“I bet your mum’s going bonkers with the wedding plans, isn’t she?” asked Connie.
“About the bill, she is.” Donna threw her hands up in exasperation. “It was her idea, too, ‘cause she wanted a big reception but me and Shaun couldn’t afford it. So, it’s all, ‘You have to have a good photographer’ and then ‘You’ve blown the budget by three times now!’”
Connie grinned. “She just wants the best for you, and you know it.”
“Yeah. Yeah.” Donna replied, a little distracted.
“What’s wrong, hon?” Susie leaned forward and put a comforting hand on Donna’s arm.
“Oh, it’s nothing, really.”
“It’s never ‘nothing’. Out with it,” spat Nerys as she set her glass down on the table a little too firmly.
Donna hesitated, then shrugged. “It’s that, well, I've got Shaun and all, and he makes me happy, but you ever feel like there's just so much more, just beyond your fingertips?" Her friends looked at her with confusion, so she tried again. "Like... You know how it is, you have this wonderful dream, then you wake up and you know you had it, but you can't rememer a moment of it, and you want to go back to sleep to find it again? I feel like that. I lost so much of this year, and I feel like there's something I have to get back to. But I asked Mum, and she said I spent the entire time in my room."
"Oh, Donna." Connie took her friend's hand in both of hers. "It's gotta be hard. I wish I could say I knew what it's like for you, losing so much time."
Nerys scowled at her red-haired friend. "The Donna I know makes her own dream."
Donna couldn't help smiling. People wondered why she was best friends with frosty ol' Nerys, but she knew that Nerys demonstrated her caring and devotion in her own unique way. She nodded.
"I'm trying. Once the wedding's done, I'll be applying around for something better. But even at home.... Since the whole planets in the sky thing - which I still don’t believe for a minute - Mum’s been acting really strange. Like she thinks I’m made of glass. She hasn’t once yelled at me to get my life together or get a better job. And she keeps telling me, all serious and tender-like, that she's so proud of me, and that I could do whatever I wanted, if I just made up my mind and did it. Now what's all that about?” She grimaced in confusion.
"And Gramps hasn’t been much better. He’s spending even more time up on the hill with his telescope. All night. Sleeps during the day. Except last night. Last night, I’ve never seen him so upset. Wouldn’t talk to me or Mum, just sat in his room all night.” She bit her lip.

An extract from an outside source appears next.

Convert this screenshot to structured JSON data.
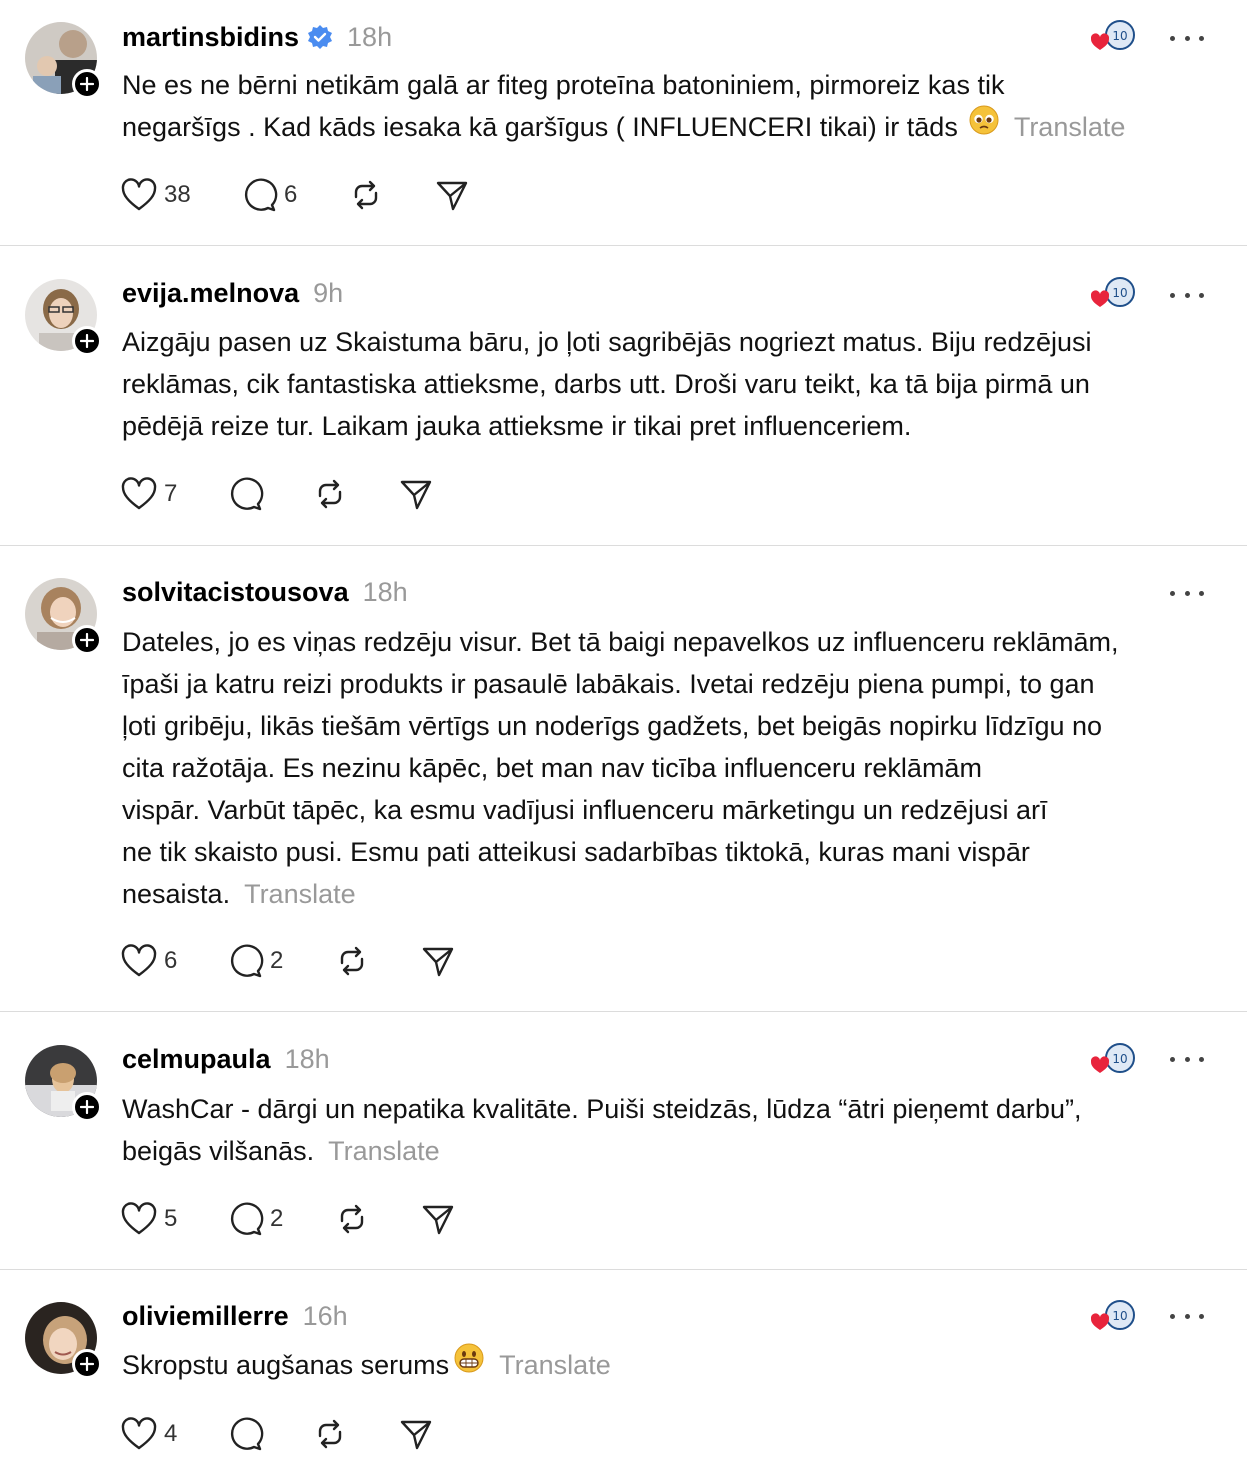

Susie offered, “Well, that new planet in the sky yesterday, my mum was screaming all day after that one. Maybe…” but Donna cut her off.
“No, that wasn’t it. I overheard him say something about a doctor to Mum, and something about dying.” She fell silent.

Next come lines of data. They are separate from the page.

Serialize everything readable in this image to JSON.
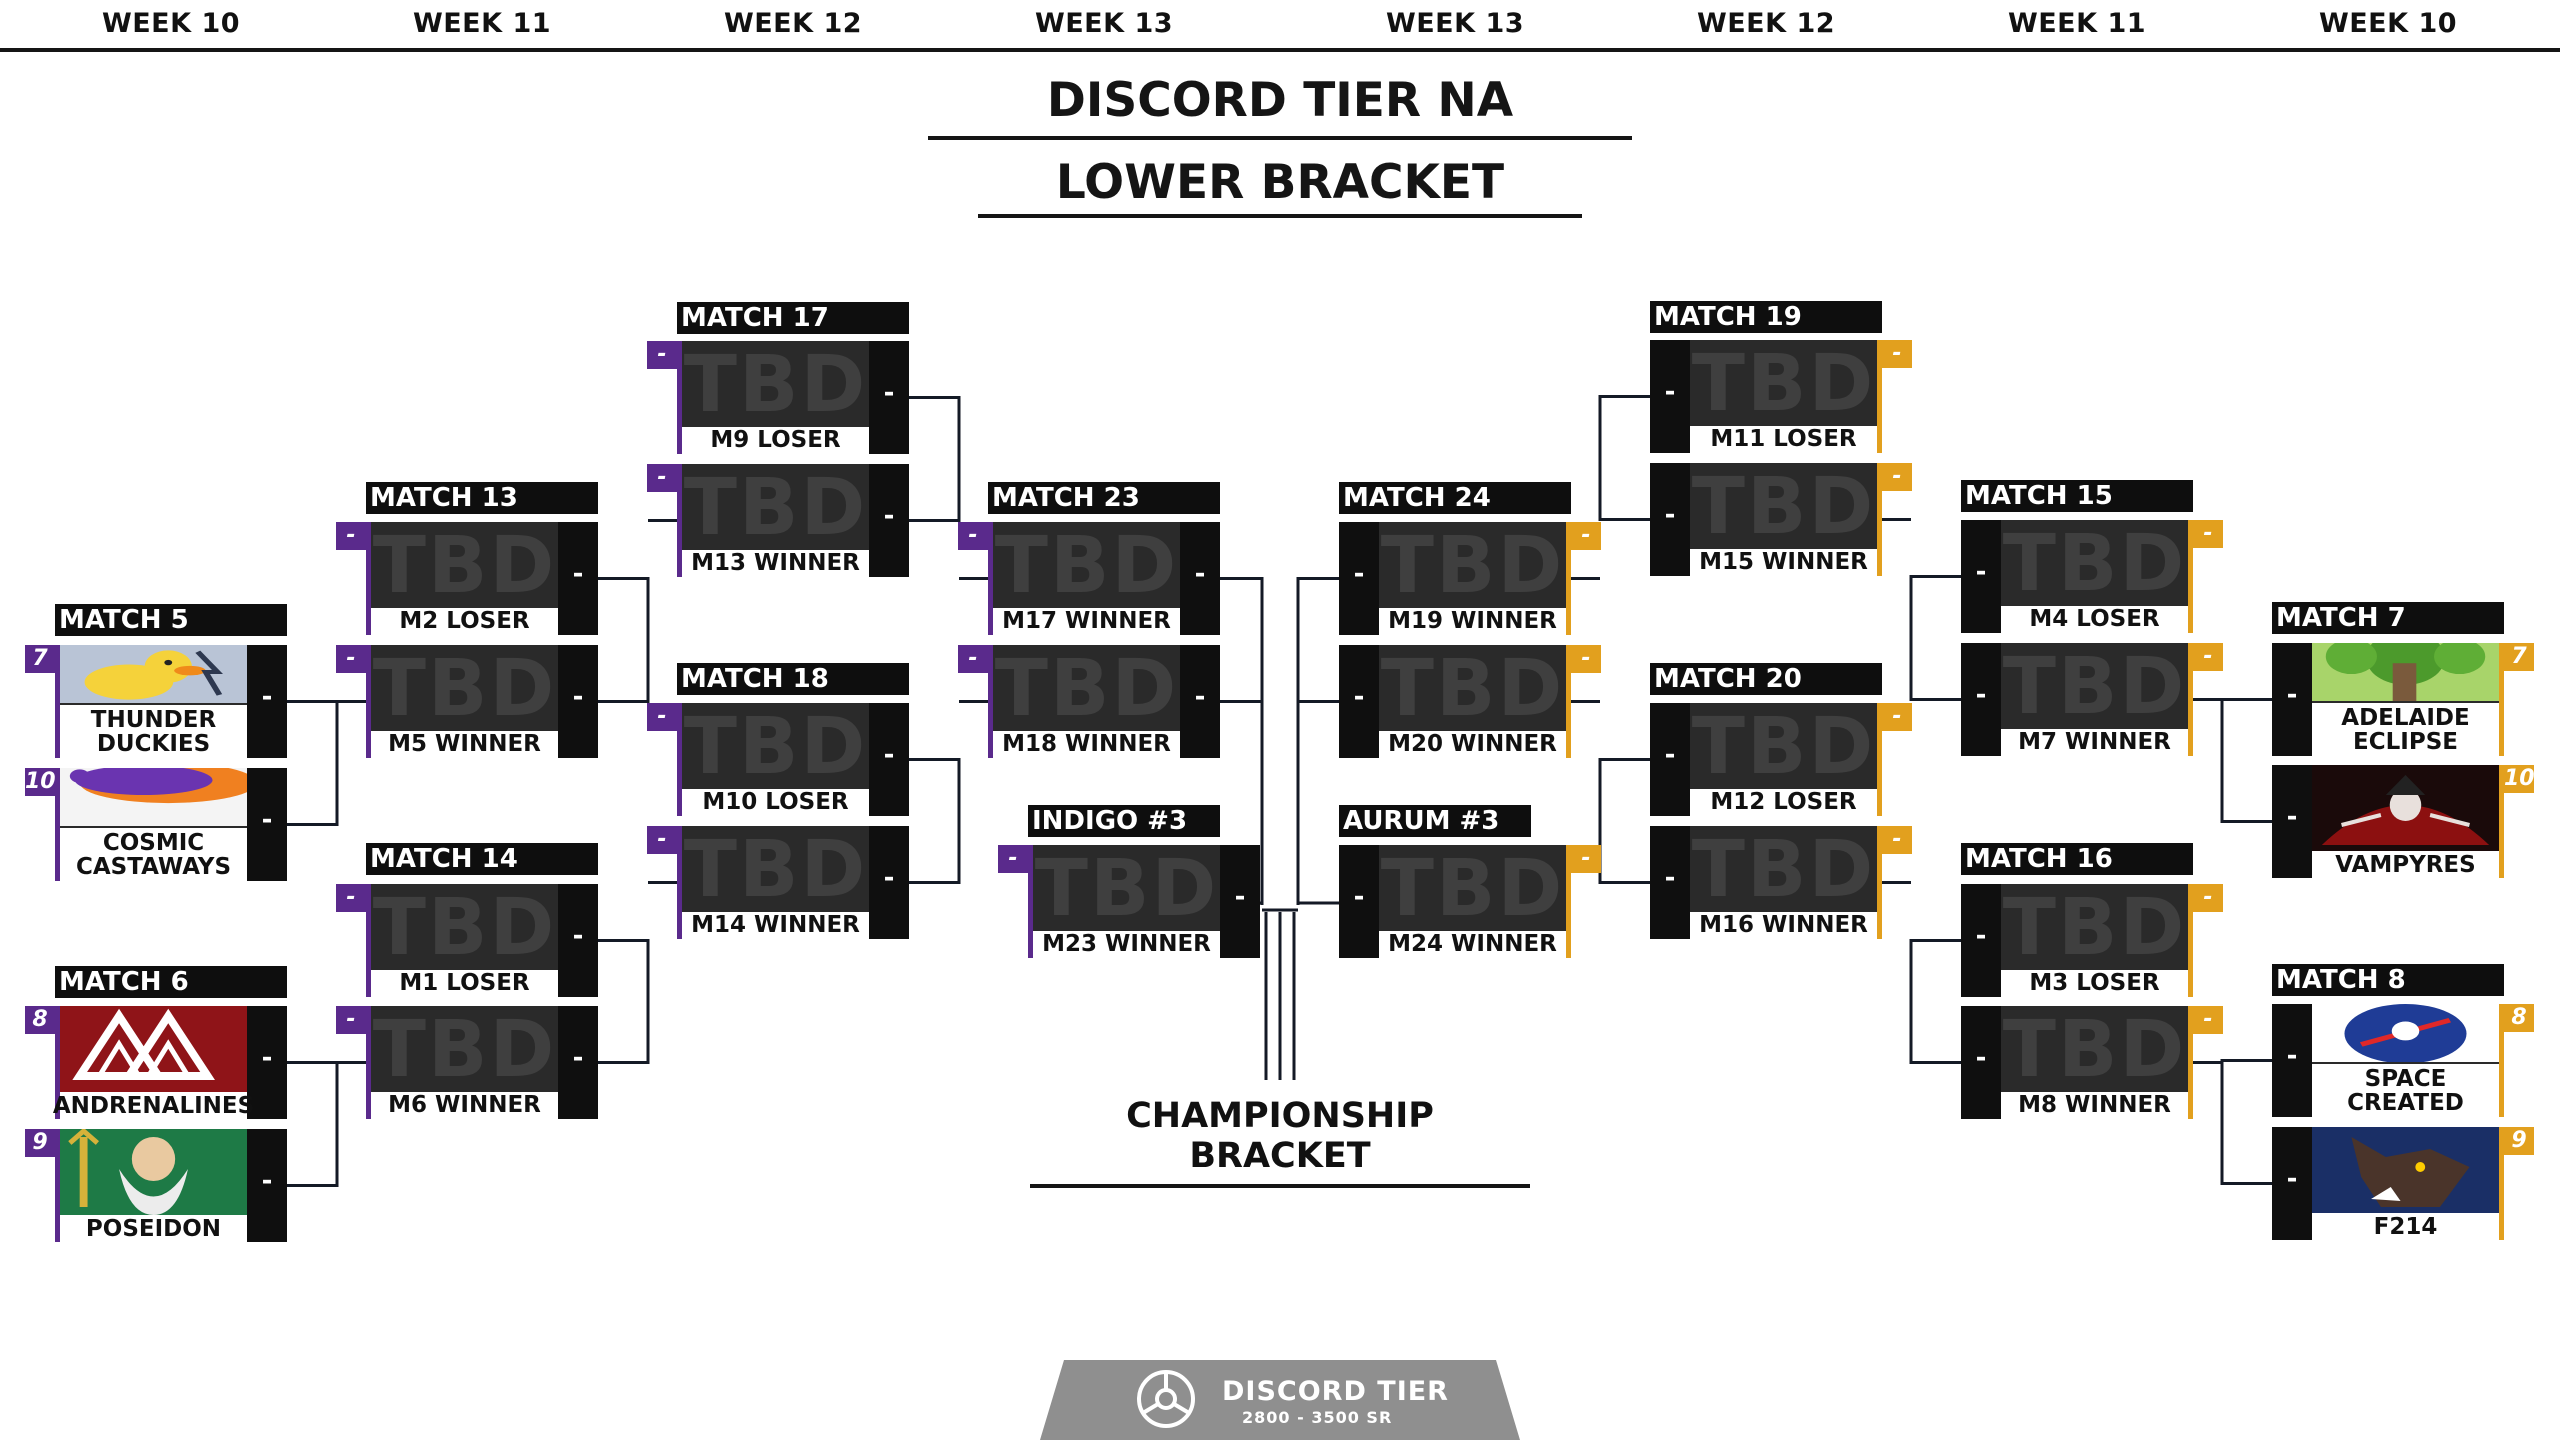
{
  "weeks": [
    "WEEK 10",
    "WEEK 11",
    "WEEK 12",
    "WEEK 13",
    "WEEK 13",
    "WEEK 12",
    "WEEK 11",
    "WEEK 10"
  ],
  "header": {
    "title": "DISCORD TIER NA",
    "subtitle": "LOWER BRACKET"
  },
  "colors": {
    "left_accent": "#5a2a8c",
    "right_accent": "#e2a01e",
    "tile_bg": "#2a2a2a",
    "label_bg": "#0e0e0e"
  },
  "placeholder": "TBD",
  "score_placeholder": "-",
  "matches": [
    {
      "id": "m5",
      "label": "MATCH 5",
      "side": "left",
      "slots": [
        {
          "team": "THUNDER DUCKIES",
          "seed": "7",
          "art": "duck-logo"
        },
        {
          "team": "COSMIC CASTAWAYS",
          "seed": "10",
          "art": "cosmic-logo"
        }
      ]
    },
    {
      "id": "m6",
      "label": "MATCH 6",
      "side": "left",
      "slots": [
        {
          "team": "ANDRENALINES",
          "seed": "8",
          "art": "andrenalines-logo"
        },
        {
          "team": "POSEIDON",
          "seed": "9",
          "art": "poseidon-logo"
        }
      ]
    },
    {
      "id": "m13",
      "label": "MATCH 13",
      "side": "left",
      "slots": [
        {
          "source": "M2 LOSER"
        },
        {
          "source": "M5 WINNER"
        }
      ]
    },
    {
      "id": "m14",
      "label": "MATCH 14",
      "side": "left",
      "slots": [
        {
          "source": "M1 LOSER"
        },
        {
          "source": "M6 WINNER"
        }
      ]
    },
    {
      "id": "m17",
      "label": "MATCH 17",
      "side": "left",
      "slots": [
        {
          "source": "M9 LOSER"
        },
        {
          "source": "M13 WINNER"
        }
      ]
    },
    {
      "id": "m18",
      "label": "MATCH 18",
      "side": "left",
      "slots": [
        {
          "source": "M10 LOSER"
        },
        {
          "source": "M14 WINNER"
        }
      ]
    },
    {
      "id": "m23",
      "label": "MATCH 23",
      "side": "left",
      "slots": [
        {
          "source": "M17 WINNER"
        },
        {
          "source": "M18 WINNER"
        }
      ]
    },
    {
      "id": "indigo",
      "label": "INDIGO #3",
      "side": "left",
      "slots": [
        {
          "source": "M23 WINNER"
        }
      ]
    },
    {
      "id": "m7",
      "label": "MATCH 7",
      "side": "right",
      "slots": [
        {
          "team": "ADELAIDE ECLIPSE",
          "seed": "7",
          "art": "adelaide-logo"
        },
        {
          "team": "VAMPYRES",
          "seed": "10",
          "art": "vampyres-logo"
        }
      ]
    },
    {
      "id": "m8",
      "label": "MATCH 8",
      "side": "right",
      "slots": [
        {
          "team": "SPACE CREATED",
          "seed": "8",
          "art": "space-created-logo"
        },
        {
          "team": "F214",
          "seed": "9",
          "art": "f214-logo"
        }
      ]
    },
    {
      "id": "m15",
      "label": "MATCH 15",
      "side": "right",
      "slots": [
        {
          "source": "M4 LOSER"
        },
        {
          "source": "M7 WINNER"
        }
      ]
    },
    {
      "id": "m16",
      "label": "MATCH 16",
      "side": "right",
      "slots": [
        {
          "source": "M3 LOSER"
        },
        {
          "source": "M8 WINNER"
        }
      ]
    },
    {
      "id": "m19",
      "label": "MATCH 19",
      "side": "right",
      "slots": [
        {
          "source": "M11 LOSER"
        },
        {
          "source": "M15 WINNER"
        }
      ]
    },
    {
      "id": "m20",
      "label": "MATCH 20",
      "side": "right",
      "slots": [
        {
          "source": "M12 LOSER"
        },
        {
          "source": "M16 WINNER"
        }
      ]
    },
    {
      "id": "m24",
      "label": "MATCH 24",
      "side": "right",
      "slots": [
        {
          "source": "M19 WINNER"
        },
        {
          "source": "M20 WINNER"
        }
      ]
    },
    {
      "id": "aurum",
      "label": "AURUM #3",
      "side": "right",
      "slots": [
        {
          "source": "M24 WINNER"
        }
      ]
    }
  ],
  "championship_label": "CHAMPIONSHIP BRACKET",
  "footer": {
    "title": "DISCORD TIER",
    "subtitle": "2800 - 3500 SR",
    "icon": "discord-tier-logo"
  }
}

Susie leaned over and hugged Donna. “Oh, sweetie. I’m sure he’s fine.”
Donna’s shoulders sagged. “Maybe. He was gone all day yesterday. One moment he was there, and then he just disappeared. On Christmas! It’s not like him.”
“Your granddad will outlive us all,” Nerys snapped. “He’s fine. If there was anything the matter, your mum wouldn’t keep it from you.”
“She might. It’s Christmas.” Donna pressed her lips together in a smile she didn’t feel. “I guess I just have to wait and see.” She took a long swig from her drink, wishing it had any alcohol in it.
"Hey. We'll be right here with you, no matter what." Veena held up her glass. "To Donna's granddad, finest man in the world. They don’t make ‘em like him anymore. Believe me, they don’t. I’ve looked. Oh god, I’ve looked.”
Susie held up her glass to Veena’s. “May he kick Donna down the hill every night for years to come!"
Nerys muttered, "She needs it. Twice a night, I'd say." She held her glass up, and Connie joined her.
"He'd kill me if he knew I was toasting him with a virgin drink." Smirking, Donna finally held her glass up to her friends’. "To Gramps. And to the future. To many more Boxing Days to come."